26 Rollo, pp. 202-210.cralawlibrary
27 IV Arturo M. Tolentino, Commentaries and Jurisprudence on the Civil Code of the Philippines, 101 (1987 ed.).cralawlibrary
28 17 Am Jur 2d §387, p. 832.cralawlibrary
29 Rollo, p. 93.cralawlibrary
30Santos Ventura Hocorma Foundation, Inc. v. Santos, 484 Phil. 447, 457 (2004), citing IV Arturo M. Tolentino, Commentaries and Jurisprudence on the Civil Code of the Philippines, 102 (1987 ed.). See also Philippine Export and Foreign Loan Guarantee Corporation v. V.P. Eusebio Construction, Inc., G.R. No. 140047, July 13, 2004, 434 SCRA 202, 218-219.cralawlibrary

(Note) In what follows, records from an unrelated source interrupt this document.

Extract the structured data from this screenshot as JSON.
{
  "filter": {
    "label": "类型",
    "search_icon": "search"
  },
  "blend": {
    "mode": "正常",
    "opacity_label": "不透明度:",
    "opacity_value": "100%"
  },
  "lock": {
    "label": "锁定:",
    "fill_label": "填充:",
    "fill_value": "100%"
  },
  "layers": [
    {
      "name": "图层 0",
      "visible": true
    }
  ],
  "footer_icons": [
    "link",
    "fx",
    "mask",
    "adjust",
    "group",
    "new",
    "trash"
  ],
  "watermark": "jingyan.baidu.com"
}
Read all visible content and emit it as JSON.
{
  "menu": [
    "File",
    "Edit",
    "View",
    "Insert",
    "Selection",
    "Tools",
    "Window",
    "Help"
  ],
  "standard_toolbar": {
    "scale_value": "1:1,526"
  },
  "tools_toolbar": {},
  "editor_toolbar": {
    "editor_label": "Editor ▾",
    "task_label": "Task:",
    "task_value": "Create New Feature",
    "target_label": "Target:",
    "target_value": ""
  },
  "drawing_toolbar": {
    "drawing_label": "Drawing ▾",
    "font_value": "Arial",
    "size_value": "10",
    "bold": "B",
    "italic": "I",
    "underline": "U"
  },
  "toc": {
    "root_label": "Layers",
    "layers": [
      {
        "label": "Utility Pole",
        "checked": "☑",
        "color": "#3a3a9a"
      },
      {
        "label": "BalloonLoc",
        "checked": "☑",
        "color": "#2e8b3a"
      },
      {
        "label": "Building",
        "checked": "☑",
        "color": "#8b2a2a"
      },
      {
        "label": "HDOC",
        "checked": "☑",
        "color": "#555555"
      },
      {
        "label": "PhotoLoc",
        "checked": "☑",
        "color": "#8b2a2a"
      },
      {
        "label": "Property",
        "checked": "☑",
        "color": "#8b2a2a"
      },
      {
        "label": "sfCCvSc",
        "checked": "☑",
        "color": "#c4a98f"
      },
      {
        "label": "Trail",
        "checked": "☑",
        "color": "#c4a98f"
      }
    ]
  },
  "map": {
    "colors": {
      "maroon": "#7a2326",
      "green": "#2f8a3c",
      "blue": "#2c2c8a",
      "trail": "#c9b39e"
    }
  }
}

31Rollo, p. 94.cralawlibrary
32 Id. at 104.cralawlibrary
33 Id. at 106.cralawlibrary
34 Id. at 107.cralawlibrary
35 Id. at 108.cralawlibrary
36 Id. at 93-94.cralawlibrary
37Atlantic Erectors, Inc. v. Court of Appeals, G.R. No. 170732, October 11, 2012, 684 SCRA 55, 65, citing Philippine Charter Insurance Corporation v. Petroleum Distributors & Service Corporation, G.R. No. 180898, April 18, 2012, 670 SCRA 166, 177 and Filinvest Land, Inc. v. Court of Appeals, G.R. No. 138980, September 20, 2005, 470 SCRA 260, 269.cralawlibrary
38 Id., citing H.L. Carlos Construction, Inc. v. Marina Properties Corporation, 466 Phil. 182, 205 (2004).cralawlibrary
39 Id., citing Empire East Land Holdings, Inc. v. Capitol Industrial Construction Groups, Inc., G.R. No. 168074, September 26, 2008, 566 SCRA 473, 489.cralawlibrary
40Rollo, pp. 94-95.cralawlibrary
41 13 Am Jur 2d §72, p. 73.cralawlibrary
42Suatengco v. Reyes, G.R. No. 162729, December 17, 2008, 574 SCRA 187, 194, citing Ligutan v. Court of Appeals, G.R. No. 138677, February 12, 2002, 376 SCRA 560, 567-568.cralawlibrary
43Rollo, p. 100.cralawlibrary
44 17 Am Jur 2d §1, p. 192.cralawlibrary
45 17 Am Jur 2d §3, p. 193.cralawlibrary
46 466 Phil. 104 (2004).cralawlibrary
47 Id. at 112-113.